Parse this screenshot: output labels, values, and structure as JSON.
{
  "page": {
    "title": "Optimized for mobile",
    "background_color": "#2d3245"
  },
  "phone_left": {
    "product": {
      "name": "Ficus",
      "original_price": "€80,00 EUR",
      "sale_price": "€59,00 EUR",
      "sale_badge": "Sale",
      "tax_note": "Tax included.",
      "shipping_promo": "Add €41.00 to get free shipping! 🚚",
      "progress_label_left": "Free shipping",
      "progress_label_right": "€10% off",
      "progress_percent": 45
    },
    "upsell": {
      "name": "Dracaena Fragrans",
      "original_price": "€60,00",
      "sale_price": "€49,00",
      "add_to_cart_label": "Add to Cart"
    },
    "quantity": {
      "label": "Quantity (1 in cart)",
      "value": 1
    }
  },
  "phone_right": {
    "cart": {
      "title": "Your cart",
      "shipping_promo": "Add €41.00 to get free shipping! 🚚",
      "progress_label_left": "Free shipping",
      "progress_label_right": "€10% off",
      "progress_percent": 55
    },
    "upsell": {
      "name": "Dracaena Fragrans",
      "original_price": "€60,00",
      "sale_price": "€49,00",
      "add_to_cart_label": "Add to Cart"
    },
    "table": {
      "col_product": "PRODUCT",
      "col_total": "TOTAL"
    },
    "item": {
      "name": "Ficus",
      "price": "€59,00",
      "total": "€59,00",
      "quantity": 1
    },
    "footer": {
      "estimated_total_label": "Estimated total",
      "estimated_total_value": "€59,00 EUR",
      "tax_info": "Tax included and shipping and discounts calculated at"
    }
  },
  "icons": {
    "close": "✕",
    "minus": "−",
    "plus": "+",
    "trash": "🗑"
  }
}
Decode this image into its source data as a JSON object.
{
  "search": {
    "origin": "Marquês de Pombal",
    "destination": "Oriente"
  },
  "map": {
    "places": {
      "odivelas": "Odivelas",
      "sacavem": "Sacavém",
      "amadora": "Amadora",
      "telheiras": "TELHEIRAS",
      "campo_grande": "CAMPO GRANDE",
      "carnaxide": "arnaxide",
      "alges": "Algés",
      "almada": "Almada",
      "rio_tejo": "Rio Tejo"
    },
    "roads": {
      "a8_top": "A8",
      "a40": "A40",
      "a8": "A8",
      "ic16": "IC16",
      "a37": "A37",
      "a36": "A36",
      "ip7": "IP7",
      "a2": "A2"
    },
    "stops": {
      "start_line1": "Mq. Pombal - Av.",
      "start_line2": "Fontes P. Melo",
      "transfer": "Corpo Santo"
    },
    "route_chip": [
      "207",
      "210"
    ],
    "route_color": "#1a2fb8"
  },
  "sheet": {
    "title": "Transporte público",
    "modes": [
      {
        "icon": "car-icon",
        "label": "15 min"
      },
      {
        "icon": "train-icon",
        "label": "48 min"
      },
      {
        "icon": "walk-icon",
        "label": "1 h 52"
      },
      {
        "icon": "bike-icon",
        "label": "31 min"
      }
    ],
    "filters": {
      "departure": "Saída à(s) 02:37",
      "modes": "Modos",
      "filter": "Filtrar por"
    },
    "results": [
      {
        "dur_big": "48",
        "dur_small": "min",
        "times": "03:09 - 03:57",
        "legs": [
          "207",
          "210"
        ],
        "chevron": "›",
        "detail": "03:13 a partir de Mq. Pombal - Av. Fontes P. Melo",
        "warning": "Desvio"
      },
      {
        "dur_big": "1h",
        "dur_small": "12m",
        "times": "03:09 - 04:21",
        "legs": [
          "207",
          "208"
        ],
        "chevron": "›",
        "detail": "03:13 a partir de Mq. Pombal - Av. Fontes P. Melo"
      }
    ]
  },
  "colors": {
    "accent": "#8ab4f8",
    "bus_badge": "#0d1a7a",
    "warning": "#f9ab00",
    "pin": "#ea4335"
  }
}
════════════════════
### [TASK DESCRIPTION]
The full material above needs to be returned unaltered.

### [RESULT FOR THIS TASK]
Parse this screenshot: output labels, values, and structure as JSON.
{
  "page": {
    "title": "Optimized for mobile",
    "background_color": "#2d3245"
  },
  "phone_left": {
    "product": {
      "name": "Ficus",
      "original_price": "€80,00 EUR",
      "sale_price": "€59,00 EUR",
      "sale_badge": "Sale",
      "tax_note": "Tax included.",
      "shipping_promo": "Add €41.00 to get free shipping! 🚚",
      "progress_label_left": "Free shipping",
      "progress_label_right": "€10% off",
      "progress_percent": 45
    },
    "upsell": {
      "name": "Dracaena Fragrans",
      "original_price": "€60,00",
      "sale_price": "€49,00",
      "add_to_cart_label": "Add to Cart"
    },
    "quantity": {
      "label": "Quantity (1 in cart)",
      "value": 1
    }
  },
  "phone_right": {
    "cart": {
      "title": "Your cart",
      "shipping_promo": "Add €41.00 to get free shipping! 🚚",
      "progress_label_left": "Free shipping",
      "progress_label_right": "€10% off",
      "progress_percent": 55
    },
    "upsell": {
      "name": "Dracaena Fragrans",
      "original_price": "€60,00",
      "sale_price": "€49,00",
      "add_to_cart_label": "Add to Cart"
    },
    "table": {
      "col_product": "PRODUCT",
      "col_total": "TOTAL"
    },
    "item": {
      "name": "Ficus",
      "price": "€59,00",
      "total": "€59,00",
      "quantity": 1
    },
    "footer": {
      "estimated_total_label": "Estimated total",
      "estimated_total_value": "€59,00 EUR",
      "tax_info": "Tax included and shipping and discounts calculated at"
    }
  },
  "icons": {
    "close": "✕",
    "minus": "−",
    "plus": "+",
    "trash": "🗑"
  }
}
Decode this image into its source data as a JSON object.
{
  "search": {
    "origin": "Marquês de Pombal",
    "destination": "Oriente"
  },
  "map": {
    "places": {
      "odivelas": "Odivelas",
      "sacavem": "Sacavém",
      "amadora": "Amadora",
      "telheiras": "TELHEIRAS",
      "campo_grande": "CAMPO GRANDE",
      "carnaxide": "arnaxide",
      "alges": "Algés",
      "almada": "Almada",
      "rio_tejo": "Rio Tejo"
    },
    "roads": {
      "a8_top": "A8",
      "a40": "A40",
      "a8": "A8",
      "ic16": "IC16",
      "a37": "A37",
      "a36": "A36",
      "ip7": "IP7",
      "a2": "A2"
    },
    "stops": {
      "start_line1": "Mq. Pombal - Av.",
      "start_line2": "Fontes P. Melo",
      "transfer": "Corpo Santo"
    },
    "route_chip": [
      "207",
      "210"
    ],
    "route_color": "#1a2fb8"
  },
  "sheet": {
    "title": "Transporte público",
    "modes": [
      {
        "icon": "car-icon",
        "label": "15 min"
      },
      {
        "icon": "train-icon",
        "label": "48 min"
      },
      {
        "icon": "walk-icon",
        "label": "1 h 52"
      },
      {
        "icon": "bike-icon",
        "label": "31 min"
      }
    ],
    "filters": {
      "departure": "Saída à(s) 02:37",
      "modes": "Modos",
      "filter": "Filtrar por"
    },
    "results": [
      {
        "dur_big": "48",
        "dur_small": "min",
        "times": "03:09 - 03:57",
        "legs": [
          "207",
          "210"
        ],
        "chevron": "›",
        "detail": "03:13 a partir de Mq. Pombal - Av. Fontes P. Melo",
        "warning": "Desvio"
      },
      {
        "dur_big": "1h",
        "dur_small": "12m",
        "times": "03:09 - 04:21",
        "legs": [
          "207",
          "208"
        ],
        "chevron": "›",
        "detail": "03:13 a partir de Mq. Pombal - Av. Fontes P. Melo"
      }
    ]
  },
  "colors": {
    "accent": "#8ab4f8",
    "bus_badge": "#0d1a7a",
    "warning": "#f9ab00",
    "pin": "#ea4335"
  }
}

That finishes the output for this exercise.